“It is nice having the guys out on display. It’s kind of a fun concept,” Rigo said. “They’re going to be walking around in heels, which is really uncomfortable for them. I guess the idea is if you’re going to put somebody in an outward position like that where they’re going to be uncomfortable in their environment, it’s going to draw attention.”

Rigo said that with the men parading around, this wasn’t an event the public would see every day. She said the event and the afterparty lead people to ask questions.

Sophomore Samantha Margolias said the event was an interesting concept, because a lot of men don’t think about it and don’t understand that high heels really do hurt. Margolias said domestic violence is an important issue, because she has seen people go through adversity and struggle in violent settings.

“I have a friend who, every time he talks about his own experience, nobody really believes him, and that disbelief is discouraging,” Margolias said. “There are people who want to speak up and be heard, but they can’t, because other people don’t understand.
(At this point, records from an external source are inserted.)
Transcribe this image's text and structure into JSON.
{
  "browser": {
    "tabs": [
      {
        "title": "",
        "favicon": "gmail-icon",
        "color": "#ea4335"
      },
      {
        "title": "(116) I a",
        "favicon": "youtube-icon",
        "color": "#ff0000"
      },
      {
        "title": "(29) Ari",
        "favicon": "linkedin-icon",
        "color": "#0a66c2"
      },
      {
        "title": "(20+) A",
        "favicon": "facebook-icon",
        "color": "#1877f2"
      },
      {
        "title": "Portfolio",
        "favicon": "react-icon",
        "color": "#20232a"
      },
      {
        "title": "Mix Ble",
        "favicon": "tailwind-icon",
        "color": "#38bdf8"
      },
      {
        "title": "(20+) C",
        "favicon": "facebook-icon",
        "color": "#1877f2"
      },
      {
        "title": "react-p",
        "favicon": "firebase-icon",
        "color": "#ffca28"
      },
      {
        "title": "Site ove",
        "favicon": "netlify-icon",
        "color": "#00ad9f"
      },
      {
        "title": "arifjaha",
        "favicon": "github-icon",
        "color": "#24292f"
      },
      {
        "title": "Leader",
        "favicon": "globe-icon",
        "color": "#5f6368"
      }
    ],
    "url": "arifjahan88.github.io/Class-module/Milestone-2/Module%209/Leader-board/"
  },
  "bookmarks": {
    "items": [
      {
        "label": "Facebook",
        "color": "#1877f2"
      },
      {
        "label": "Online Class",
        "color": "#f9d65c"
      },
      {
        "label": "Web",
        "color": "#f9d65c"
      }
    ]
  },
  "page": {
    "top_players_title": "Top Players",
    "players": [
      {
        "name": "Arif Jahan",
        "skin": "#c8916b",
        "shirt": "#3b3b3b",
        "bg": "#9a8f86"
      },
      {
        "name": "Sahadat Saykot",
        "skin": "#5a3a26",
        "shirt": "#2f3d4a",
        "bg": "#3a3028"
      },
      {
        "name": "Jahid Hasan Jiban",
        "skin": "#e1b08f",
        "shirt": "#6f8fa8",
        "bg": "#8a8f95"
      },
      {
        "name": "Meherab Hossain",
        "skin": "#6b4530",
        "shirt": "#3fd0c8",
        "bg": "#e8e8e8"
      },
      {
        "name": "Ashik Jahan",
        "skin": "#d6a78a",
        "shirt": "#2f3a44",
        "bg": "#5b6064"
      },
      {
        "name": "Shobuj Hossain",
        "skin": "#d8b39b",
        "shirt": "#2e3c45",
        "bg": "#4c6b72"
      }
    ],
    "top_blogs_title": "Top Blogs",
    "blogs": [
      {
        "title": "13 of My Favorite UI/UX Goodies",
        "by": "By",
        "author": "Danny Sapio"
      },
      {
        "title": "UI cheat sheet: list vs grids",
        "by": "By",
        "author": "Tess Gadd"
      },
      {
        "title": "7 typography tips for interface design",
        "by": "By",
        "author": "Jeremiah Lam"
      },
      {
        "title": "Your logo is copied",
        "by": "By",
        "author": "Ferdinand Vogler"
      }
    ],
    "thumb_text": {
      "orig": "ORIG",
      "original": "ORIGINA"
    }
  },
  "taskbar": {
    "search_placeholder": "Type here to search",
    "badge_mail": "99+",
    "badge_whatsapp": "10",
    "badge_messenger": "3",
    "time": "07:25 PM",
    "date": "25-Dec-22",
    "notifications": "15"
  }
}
It’s upsetting for me, personally, because I think that it’s important to talk about, and I think it’s important to validate people who are in pain and who want to have their voices be acknowledged.”

Domestic abuse is not something to be taken lightly. Students who struggle should not be afraid to reach out to the resources at NAU, a friend, family member, teacher or any other relationship they have that can assist them in a harmful scenario.

The Walk a Mile in Her Shoes event did its part to help raise donations and awareness of this cause. It may seem silly to see men stumble their way through downtown but this event had meaning to the community. This does not compare to being a woman, but it’s the closest one can get to spending a day in someone else’s shoes.